Researchers have found that adolescents being bullied by their peers are at greater risk of the early stages of psychotic episodes and in turn experience lower levels of a key neurotransmitter in a part of the brain involved in regulating emotions. The finding suggests that this neurotransmitter — a chemical messenger that transmits nerve impulses for communication by a nerve cell — may be a potential target for pharmaceutical interventions aimed at reducing the risk of psychotic disorders.
Psychosis is a mental state characterized by loss of contact with reality, incoherent speech and behavior, and typically hallucinations and delusions seen in psychiatric disorders such as schizophrenia.
Recent studies investigating links between neurological and psychiatric features of certain disorders have found that individuals who experience their first episode of psychosis or have schizophrenia that remains treatable, have lower-than-normal levels of glutamate, a neurotransmitter in the brain’s anterior cingulate cortex (ACC) region. The ACC is known to play a crucial role in regulating emotions, decision-making and cognitive control, while glutamate is the most abundant neurotransmitter in the brain and is involved in a wide range of functions, including learning, memory and mood regulation.
Alterations in glutamate levels have been implicated in various psychiatric disorders, including schizophrenia, depression and anxiety, and so measuring ACC glutamate levels can provide valuable insights into the mechanisms of the nervous system underlying these disorders and their treatment.
However, until now, changes in glutamate levels in the ACC in those individuals at high risk of psychosis, and the relationship between this and the effects of bullying in adolescents has remained unclear.
And so researchers at the University of Tokyo used magnetic resonance spectroscopy, or MRS, a type of radiological imaging applied to depict brain structure and function, to measure glutamate levels in the ACC region of Japanese adolescents. They then measured the glutamate levels at a later point, allowing them to assess changes over time, and compare these changes to experiences with bullying or lack thereof, as well as with any intention on the part of those experiencing bullying to seek help.
Bullying victimization was tracked via questionnaires completed by the adolescents. The researchers then used formalized psychiatric measurement to assess experiences of bullying victimization based on those questionnaires, such as tallying the frequency and assessing the nature of events involving physical or verbal aggression, and also capturing their impact on overall mental health.

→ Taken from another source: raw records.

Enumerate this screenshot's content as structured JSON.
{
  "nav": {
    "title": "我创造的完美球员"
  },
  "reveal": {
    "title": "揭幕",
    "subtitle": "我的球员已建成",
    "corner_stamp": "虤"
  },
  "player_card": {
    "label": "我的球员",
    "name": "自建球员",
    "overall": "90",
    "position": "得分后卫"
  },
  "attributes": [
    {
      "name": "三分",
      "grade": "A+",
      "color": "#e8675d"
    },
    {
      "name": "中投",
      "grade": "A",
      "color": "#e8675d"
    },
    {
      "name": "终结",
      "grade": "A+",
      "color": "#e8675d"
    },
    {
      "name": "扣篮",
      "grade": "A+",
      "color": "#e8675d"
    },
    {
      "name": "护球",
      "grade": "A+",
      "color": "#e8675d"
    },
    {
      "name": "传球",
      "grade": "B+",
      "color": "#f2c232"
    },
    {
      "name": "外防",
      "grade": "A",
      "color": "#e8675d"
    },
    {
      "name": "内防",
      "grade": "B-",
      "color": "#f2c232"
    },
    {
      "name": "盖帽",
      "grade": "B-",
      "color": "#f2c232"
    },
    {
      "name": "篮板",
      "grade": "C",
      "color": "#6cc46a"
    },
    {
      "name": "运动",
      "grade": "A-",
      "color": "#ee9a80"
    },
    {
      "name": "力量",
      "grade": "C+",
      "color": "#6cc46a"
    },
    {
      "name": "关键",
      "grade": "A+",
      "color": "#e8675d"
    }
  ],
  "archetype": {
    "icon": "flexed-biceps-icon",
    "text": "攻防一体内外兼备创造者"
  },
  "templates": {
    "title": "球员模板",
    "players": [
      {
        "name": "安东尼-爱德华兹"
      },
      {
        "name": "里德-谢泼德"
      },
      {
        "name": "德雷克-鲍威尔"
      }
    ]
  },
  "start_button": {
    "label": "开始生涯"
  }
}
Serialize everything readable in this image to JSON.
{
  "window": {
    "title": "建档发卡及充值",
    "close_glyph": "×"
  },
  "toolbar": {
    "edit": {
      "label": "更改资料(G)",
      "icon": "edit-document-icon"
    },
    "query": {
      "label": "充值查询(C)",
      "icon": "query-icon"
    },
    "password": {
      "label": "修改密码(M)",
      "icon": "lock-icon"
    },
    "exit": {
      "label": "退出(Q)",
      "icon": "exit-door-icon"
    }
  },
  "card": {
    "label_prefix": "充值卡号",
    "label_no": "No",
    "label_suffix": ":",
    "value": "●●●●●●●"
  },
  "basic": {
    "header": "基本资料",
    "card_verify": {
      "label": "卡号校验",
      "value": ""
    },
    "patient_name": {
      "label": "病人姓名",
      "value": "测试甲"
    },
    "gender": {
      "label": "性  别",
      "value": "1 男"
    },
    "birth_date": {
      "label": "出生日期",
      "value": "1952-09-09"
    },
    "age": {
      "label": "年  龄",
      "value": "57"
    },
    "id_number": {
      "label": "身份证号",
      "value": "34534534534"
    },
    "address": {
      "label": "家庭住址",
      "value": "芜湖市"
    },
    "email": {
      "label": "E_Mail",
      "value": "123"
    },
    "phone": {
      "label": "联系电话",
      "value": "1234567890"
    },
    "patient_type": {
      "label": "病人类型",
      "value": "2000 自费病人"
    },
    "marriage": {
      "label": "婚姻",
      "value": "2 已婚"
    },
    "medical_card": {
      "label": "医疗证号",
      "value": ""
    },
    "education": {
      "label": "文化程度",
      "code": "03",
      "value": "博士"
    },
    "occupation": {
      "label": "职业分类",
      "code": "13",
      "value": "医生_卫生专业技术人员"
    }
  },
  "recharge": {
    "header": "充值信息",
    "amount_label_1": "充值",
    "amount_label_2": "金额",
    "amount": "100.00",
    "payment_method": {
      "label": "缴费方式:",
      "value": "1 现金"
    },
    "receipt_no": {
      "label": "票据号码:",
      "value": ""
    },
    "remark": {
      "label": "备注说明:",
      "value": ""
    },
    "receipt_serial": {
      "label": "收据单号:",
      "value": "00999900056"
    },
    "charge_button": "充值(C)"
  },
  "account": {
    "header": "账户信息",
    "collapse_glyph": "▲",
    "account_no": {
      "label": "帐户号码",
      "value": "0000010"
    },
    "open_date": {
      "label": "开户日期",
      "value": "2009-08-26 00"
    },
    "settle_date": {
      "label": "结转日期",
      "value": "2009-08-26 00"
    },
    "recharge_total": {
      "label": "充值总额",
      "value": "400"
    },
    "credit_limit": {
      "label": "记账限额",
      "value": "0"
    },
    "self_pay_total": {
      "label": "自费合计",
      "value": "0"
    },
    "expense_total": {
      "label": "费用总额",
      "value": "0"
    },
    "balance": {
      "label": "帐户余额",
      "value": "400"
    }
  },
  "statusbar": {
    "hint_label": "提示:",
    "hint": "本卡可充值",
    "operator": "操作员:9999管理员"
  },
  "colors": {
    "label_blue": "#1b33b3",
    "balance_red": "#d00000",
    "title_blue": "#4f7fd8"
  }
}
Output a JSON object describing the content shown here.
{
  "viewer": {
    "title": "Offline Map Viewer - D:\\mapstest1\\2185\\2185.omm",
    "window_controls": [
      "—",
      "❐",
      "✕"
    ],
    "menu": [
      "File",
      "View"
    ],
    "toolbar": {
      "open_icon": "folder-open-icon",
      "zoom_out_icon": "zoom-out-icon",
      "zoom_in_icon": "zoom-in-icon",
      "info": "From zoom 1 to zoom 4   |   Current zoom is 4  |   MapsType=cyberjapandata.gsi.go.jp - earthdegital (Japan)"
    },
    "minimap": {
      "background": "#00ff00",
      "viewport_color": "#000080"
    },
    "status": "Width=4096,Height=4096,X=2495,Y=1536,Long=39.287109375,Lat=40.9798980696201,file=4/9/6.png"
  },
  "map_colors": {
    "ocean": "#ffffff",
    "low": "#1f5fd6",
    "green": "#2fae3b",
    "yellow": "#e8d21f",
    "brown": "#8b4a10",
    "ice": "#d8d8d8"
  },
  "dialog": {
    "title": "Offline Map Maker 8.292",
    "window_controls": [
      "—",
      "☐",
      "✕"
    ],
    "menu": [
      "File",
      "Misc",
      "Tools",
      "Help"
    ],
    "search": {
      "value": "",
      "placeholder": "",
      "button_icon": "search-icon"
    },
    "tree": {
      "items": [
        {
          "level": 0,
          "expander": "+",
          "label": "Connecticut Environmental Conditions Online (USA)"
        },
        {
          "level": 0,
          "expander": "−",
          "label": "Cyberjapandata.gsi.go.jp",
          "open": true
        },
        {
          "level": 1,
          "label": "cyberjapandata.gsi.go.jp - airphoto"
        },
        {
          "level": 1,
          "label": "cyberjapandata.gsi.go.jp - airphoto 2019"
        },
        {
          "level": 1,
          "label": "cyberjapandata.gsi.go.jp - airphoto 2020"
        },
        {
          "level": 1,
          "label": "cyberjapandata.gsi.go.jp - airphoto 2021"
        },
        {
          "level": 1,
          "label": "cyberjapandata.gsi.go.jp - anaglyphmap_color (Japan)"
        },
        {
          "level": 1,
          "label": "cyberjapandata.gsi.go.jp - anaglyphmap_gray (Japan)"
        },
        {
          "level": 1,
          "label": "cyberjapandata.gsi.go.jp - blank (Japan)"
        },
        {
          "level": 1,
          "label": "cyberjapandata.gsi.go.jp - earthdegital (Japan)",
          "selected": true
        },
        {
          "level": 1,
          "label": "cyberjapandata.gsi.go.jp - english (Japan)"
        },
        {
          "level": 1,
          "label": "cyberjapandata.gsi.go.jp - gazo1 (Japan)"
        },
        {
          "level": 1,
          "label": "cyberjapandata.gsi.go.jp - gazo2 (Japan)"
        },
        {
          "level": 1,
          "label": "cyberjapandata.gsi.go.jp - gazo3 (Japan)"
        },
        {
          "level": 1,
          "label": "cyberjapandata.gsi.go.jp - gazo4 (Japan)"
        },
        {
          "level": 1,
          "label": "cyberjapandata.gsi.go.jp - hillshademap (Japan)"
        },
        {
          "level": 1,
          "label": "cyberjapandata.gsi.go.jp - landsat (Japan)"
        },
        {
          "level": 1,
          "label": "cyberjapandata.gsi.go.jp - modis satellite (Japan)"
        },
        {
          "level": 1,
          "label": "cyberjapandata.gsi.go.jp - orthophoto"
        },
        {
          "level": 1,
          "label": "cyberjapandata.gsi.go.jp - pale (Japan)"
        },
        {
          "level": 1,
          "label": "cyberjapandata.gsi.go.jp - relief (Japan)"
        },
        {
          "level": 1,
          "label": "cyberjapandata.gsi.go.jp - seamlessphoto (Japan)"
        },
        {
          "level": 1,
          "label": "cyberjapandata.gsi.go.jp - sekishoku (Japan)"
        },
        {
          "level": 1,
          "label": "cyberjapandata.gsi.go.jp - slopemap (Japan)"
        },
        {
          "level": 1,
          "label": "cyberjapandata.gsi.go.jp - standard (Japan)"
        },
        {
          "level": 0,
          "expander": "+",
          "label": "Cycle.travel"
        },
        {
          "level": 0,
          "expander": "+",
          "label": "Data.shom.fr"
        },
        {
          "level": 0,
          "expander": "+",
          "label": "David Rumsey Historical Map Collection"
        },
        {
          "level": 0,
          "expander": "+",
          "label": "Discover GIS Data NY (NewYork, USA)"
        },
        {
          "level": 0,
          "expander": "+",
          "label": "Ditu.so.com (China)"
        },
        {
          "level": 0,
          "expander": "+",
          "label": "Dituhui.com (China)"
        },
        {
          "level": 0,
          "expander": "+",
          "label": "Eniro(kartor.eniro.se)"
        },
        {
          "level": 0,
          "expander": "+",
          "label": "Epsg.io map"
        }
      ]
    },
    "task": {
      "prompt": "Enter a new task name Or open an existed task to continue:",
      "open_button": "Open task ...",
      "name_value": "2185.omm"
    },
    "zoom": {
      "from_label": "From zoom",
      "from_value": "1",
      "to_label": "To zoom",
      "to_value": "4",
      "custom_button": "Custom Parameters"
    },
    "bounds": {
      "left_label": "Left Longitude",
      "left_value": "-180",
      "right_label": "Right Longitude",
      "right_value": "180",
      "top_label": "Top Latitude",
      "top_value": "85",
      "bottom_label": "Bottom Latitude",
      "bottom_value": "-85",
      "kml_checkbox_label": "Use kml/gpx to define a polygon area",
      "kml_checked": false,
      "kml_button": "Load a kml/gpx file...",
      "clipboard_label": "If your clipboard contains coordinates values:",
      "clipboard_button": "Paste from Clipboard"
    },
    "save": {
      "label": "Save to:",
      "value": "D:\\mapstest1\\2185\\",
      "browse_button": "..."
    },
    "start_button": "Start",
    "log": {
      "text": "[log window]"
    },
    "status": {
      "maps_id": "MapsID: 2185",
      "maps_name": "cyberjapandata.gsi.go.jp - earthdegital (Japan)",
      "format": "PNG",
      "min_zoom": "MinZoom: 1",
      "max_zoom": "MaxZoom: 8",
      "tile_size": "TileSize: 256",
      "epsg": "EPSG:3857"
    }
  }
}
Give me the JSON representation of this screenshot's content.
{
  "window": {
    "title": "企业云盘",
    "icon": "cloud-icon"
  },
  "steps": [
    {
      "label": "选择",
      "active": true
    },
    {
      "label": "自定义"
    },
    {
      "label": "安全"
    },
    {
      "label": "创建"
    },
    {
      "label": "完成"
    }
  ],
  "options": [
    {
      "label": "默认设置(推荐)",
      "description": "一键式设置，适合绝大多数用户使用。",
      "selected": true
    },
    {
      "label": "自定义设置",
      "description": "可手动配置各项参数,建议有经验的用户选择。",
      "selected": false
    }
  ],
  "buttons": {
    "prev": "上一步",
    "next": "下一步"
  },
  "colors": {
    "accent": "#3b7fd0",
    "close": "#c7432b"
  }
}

They found that bullying was associated with higher levels of subclinical psychotic experiences in early adolescence — those symptoms come close to psychosis but do not meet the full criteria for a clinical diagnosis of a psychotic disorder, such as schizophrenia. These symptoms or experiences can include hallucinations, paranoia or radical alterations in thinking or behavior and can have a significant impact on well-being and functioning, even in the absence of a psychotic disorder diagnosis.
“Studying these subclinical psychotic experiences is important for us to understand the early stages of psychotic disorders and for identifying individuals who may be at increased risk for developing a clinical psychotic illness later on,” said Naohiro Okada, lead author of the study and project associate professor at the University of Tokyo’s International Research Center for Neurointelligence (a research center under Japan’s World Premier International Research Center Initiative program).
Crucially, the researchers found that higher levels of these subclinical psychotic experiences were associated with lower levels of anterior cingulate glutamate in early adolescence.
“First and foremost, anti-bullying programs in schools that focus on promoting positive social interactions and reducing aggressive behaviors are essential for their own sake and to reduce the risk of psychosis and its subclinical precursors,” said Okada. “These programs can help create a safe and supportive environment for all students, reducing the likelihood of bullying and its negative consequences.”
Another potential intervention is to provide support and resources for adolescents who have experienced bullying victimization. This might include counseling services, peer support groups and other mental health resources that can help adolescents cope with the negative effects of bullying and develop resilience.
While Okada’s group has identified a potential target of pharmacological interventions, he added that nonpharmacological interventions such as cognitive behavioral therapy or mindfulness-based interventions may also serve to target this neurotransmitter imbalance.